By Clare Jim
HONG KONG (Reuters) – China Evergrande Group’s shares soared briefly in resumed trade on Tuesday after the developer said a government order to demolish 39 buildings on the resort island of Hainan would not affect the rest of its massive project there.
The firm, struggling to repay more than $300 billion in liabilities, also said its contracted sales for 2021 had plunged 39% from the previous year to 443 billion yuan ($69.5 billion).
Its shares surged as much as 10% in Hong Kong before trimming gains to close 1.3% higher at HK$1.61, compared to a 3.5% rise in the broader Chinese property sector.
Evergrande’s shares were suspended from trading on Monday until Tuesday afternoon, pending the release of a statement from the company, which has become the poster child for troubles in China’s giant property market.
Evergrande confirmed late on Monday that on Dec. 30 authorities in Danzhou city, Hainan province, had ordered it to demolish 39 buildings at Ocean Flower Island, a massive integrated resort development where Evergrande has spent 81 billion yuan ($13 billion) to build over 60,000 homes.
It did not disclose the reason for the demolition order and Reuters could not reach Hainan provincial authorities for comment.
Local media, citing a screenshot of the official order, reported prior to Evergrande’s confirmation on the demolition that the buildings needed to be demolished within 10 days for illegal construction and environmental violations.
The order did not involve other plots of land in the project, Evergrande said on Tuesday.
“The company will actively communicate with the authority in accordance with the guidance of the decision letter and resolve the issue properly,” it added in the filing.
On its liquidity status in general, the firm said it would continue to actively maintain communication with creditors.
With Evergrande finding it tough to pay its suppliers and contractors due to the liquidity squeeze, some of its projects were halted. But the company said last week 91.7% of its projects nationwide had resumed construction, and over 100 developments totalling 39,000 units would complete building in December.
J.P. Morgan said in a report early this week that most developers had missed their 2021 sales targets, although sales still managed average growth of 3% on-year.
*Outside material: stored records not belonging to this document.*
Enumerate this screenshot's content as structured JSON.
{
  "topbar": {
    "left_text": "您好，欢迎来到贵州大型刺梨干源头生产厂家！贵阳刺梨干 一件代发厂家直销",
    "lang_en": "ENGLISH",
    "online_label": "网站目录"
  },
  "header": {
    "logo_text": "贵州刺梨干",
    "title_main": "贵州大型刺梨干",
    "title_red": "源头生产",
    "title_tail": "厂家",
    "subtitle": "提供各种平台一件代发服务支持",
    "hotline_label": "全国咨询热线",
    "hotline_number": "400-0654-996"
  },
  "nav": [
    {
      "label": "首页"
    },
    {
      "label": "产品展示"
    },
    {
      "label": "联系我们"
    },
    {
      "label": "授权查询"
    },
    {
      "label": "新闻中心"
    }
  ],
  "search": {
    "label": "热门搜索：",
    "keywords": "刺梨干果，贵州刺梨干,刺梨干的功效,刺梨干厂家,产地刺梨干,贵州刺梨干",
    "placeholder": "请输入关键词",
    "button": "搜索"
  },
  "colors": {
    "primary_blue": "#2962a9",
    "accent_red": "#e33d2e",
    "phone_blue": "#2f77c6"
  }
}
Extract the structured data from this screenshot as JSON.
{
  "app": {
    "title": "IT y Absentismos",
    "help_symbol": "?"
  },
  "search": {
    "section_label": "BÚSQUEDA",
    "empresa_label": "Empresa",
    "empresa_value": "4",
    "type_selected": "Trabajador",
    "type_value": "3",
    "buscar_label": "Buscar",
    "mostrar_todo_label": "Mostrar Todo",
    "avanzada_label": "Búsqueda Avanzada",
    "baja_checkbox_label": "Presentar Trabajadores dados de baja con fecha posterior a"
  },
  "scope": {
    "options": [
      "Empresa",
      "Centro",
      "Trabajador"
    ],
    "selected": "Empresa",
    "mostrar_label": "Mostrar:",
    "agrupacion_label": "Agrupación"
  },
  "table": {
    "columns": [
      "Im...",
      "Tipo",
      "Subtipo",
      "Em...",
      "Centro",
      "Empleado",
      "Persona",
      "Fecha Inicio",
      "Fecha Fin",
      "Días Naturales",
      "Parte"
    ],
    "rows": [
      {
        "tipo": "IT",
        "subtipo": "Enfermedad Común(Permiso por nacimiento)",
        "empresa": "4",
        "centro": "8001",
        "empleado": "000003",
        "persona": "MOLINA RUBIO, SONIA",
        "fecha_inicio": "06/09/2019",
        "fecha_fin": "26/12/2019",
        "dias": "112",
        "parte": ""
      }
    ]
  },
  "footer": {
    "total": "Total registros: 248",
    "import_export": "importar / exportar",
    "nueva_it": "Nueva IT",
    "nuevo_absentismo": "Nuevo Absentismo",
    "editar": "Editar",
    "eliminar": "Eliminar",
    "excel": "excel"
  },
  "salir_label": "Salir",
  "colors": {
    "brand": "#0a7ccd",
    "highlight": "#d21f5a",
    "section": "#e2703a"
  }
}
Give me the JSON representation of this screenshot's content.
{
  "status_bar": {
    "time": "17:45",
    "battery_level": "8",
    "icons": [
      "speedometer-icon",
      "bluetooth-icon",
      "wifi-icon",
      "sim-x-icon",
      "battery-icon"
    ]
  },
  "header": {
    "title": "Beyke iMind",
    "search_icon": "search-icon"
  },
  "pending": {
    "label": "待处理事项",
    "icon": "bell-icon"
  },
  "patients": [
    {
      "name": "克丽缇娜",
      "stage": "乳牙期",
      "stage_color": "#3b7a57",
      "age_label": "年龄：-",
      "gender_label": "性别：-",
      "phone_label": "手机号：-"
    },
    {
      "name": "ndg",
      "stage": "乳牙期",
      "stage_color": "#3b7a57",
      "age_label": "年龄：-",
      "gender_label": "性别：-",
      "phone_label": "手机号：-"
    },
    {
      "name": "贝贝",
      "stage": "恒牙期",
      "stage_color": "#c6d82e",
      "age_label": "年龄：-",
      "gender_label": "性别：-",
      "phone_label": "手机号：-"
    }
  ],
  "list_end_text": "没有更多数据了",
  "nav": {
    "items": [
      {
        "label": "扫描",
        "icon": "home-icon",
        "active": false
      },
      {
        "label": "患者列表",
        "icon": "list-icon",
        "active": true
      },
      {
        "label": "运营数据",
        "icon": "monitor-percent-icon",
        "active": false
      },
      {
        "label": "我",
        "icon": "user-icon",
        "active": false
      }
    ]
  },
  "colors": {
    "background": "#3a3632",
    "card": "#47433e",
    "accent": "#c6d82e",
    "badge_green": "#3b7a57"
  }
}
The investment bank expected yearly sales growth to continue to shrink in the first quarter due to a very high base and weak market sentiment.
($1 = 6.3717 Chinese yuan renminbi)
(Reporting by Clare Jim; Editing by Stephen Coates and Muralikumar Anantharaman)